:: Instructions to follow ::
I need each line of the entries below that includes the string "Memset".

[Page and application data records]
----

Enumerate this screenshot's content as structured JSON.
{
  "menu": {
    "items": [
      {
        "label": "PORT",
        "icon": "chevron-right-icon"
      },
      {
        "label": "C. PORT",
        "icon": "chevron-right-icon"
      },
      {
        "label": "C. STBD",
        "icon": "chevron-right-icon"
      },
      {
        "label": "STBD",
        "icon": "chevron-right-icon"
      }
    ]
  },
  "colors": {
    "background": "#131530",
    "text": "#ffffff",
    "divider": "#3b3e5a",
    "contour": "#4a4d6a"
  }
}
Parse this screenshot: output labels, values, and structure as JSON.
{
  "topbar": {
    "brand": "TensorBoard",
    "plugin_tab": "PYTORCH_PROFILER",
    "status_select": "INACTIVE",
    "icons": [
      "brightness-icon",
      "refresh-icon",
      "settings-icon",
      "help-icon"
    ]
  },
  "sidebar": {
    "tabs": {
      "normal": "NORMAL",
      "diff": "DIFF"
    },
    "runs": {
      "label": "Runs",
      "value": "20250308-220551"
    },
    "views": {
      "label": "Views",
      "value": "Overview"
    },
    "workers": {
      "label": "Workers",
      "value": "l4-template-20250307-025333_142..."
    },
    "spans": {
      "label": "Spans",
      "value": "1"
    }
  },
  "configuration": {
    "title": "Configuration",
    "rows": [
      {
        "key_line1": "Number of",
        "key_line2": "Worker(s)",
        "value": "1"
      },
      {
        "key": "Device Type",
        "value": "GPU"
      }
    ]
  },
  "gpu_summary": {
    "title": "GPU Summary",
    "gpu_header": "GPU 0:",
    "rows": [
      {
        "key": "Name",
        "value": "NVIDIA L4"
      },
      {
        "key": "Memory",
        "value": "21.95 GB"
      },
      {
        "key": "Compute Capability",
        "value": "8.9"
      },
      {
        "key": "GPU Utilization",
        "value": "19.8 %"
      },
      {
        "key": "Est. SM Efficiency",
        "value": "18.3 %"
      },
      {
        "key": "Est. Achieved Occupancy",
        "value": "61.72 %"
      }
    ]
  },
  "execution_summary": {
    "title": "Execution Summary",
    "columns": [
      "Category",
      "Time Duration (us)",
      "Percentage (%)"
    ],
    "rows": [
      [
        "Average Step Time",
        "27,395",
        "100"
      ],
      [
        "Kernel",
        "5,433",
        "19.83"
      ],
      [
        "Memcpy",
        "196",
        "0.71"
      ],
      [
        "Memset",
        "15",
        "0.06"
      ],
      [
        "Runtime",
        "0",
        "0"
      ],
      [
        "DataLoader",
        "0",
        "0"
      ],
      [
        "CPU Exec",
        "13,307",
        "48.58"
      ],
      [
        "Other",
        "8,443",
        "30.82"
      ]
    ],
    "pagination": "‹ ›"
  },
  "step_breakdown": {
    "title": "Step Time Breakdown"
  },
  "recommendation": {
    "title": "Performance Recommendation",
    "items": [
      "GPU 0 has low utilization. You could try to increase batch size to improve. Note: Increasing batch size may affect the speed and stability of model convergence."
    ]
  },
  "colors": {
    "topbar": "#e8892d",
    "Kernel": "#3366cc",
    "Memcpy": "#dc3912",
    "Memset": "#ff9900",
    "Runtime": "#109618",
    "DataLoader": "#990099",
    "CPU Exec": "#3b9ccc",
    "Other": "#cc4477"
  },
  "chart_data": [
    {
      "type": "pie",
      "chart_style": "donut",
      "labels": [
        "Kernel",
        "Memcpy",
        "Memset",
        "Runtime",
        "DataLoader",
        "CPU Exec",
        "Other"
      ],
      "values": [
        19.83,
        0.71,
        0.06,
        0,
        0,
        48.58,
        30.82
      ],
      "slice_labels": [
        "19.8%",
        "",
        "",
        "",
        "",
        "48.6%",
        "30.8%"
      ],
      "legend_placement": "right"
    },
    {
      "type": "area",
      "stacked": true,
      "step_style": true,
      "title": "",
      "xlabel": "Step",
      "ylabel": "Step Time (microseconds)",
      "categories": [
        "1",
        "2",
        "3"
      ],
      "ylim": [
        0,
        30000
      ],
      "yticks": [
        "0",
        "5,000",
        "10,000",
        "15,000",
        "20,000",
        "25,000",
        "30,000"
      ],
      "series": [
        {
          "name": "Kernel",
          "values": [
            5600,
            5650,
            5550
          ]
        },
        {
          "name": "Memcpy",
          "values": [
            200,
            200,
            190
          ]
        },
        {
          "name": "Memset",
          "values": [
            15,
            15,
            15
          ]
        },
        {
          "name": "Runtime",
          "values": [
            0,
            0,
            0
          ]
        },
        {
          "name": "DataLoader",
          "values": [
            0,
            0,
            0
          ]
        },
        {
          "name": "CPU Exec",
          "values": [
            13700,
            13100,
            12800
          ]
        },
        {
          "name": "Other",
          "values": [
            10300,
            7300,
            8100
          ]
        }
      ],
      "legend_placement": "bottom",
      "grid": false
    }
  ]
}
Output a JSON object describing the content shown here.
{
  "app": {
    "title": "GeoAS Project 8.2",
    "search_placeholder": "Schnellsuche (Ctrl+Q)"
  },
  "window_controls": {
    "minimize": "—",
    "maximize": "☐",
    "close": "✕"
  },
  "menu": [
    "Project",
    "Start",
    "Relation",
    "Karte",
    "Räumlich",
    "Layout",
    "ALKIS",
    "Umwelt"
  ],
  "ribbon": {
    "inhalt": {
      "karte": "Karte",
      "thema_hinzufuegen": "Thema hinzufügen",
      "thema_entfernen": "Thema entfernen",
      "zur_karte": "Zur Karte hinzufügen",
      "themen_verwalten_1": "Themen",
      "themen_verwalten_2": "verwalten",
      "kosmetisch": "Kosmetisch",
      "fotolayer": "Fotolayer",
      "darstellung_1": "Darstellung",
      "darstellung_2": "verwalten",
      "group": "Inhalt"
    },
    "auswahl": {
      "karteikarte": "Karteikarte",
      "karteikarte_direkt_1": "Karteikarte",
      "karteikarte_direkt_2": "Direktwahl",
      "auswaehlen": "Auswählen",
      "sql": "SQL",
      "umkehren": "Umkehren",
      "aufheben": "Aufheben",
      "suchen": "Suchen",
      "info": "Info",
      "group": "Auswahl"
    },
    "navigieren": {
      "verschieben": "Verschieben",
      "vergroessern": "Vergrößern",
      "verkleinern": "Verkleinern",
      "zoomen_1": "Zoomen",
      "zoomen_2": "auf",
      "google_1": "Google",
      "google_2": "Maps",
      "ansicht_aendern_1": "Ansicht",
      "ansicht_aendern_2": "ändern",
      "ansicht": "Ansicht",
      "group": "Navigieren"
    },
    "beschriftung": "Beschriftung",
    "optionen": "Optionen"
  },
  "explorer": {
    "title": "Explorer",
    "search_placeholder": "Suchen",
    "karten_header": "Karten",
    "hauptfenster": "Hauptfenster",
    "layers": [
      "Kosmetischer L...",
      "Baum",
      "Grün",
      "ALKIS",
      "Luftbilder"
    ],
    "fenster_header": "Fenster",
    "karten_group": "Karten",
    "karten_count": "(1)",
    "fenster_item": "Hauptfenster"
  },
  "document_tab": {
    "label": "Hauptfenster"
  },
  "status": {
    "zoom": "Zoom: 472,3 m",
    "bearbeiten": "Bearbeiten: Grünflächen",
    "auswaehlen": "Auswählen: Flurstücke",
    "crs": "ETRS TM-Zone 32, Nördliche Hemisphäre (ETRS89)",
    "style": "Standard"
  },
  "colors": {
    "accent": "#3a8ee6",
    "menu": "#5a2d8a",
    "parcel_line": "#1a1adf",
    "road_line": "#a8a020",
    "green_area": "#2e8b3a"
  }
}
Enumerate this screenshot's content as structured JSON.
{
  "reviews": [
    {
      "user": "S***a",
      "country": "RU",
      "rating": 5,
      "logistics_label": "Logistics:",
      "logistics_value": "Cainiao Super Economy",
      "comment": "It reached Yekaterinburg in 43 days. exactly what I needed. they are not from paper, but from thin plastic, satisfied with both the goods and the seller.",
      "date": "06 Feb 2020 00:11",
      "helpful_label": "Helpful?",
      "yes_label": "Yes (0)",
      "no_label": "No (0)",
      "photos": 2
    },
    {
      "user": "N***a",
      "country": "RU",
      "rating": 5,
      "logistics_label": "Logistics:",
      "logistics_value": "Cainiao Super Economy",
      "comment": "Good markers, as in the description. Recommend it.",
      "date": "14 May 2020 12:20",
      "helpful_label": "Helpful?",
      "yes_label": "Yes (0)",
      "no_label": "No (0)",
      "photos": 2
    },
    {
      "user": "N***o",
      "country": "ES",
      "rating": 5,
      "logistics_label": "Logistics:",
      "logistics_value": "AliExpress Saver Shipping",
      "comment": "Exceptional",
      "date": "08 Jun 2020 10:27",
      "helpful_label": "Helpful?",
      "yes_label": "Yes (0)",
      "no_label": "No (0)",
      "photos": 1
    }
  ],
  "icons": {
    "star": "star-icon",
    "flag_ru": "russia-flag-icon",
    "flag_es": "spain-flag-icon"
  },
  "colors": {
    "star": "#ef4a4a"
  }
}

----

:: Task result ::
        "Memset",
    "Memset": "#ff9900",
        "Memset",
          "name": "Memset",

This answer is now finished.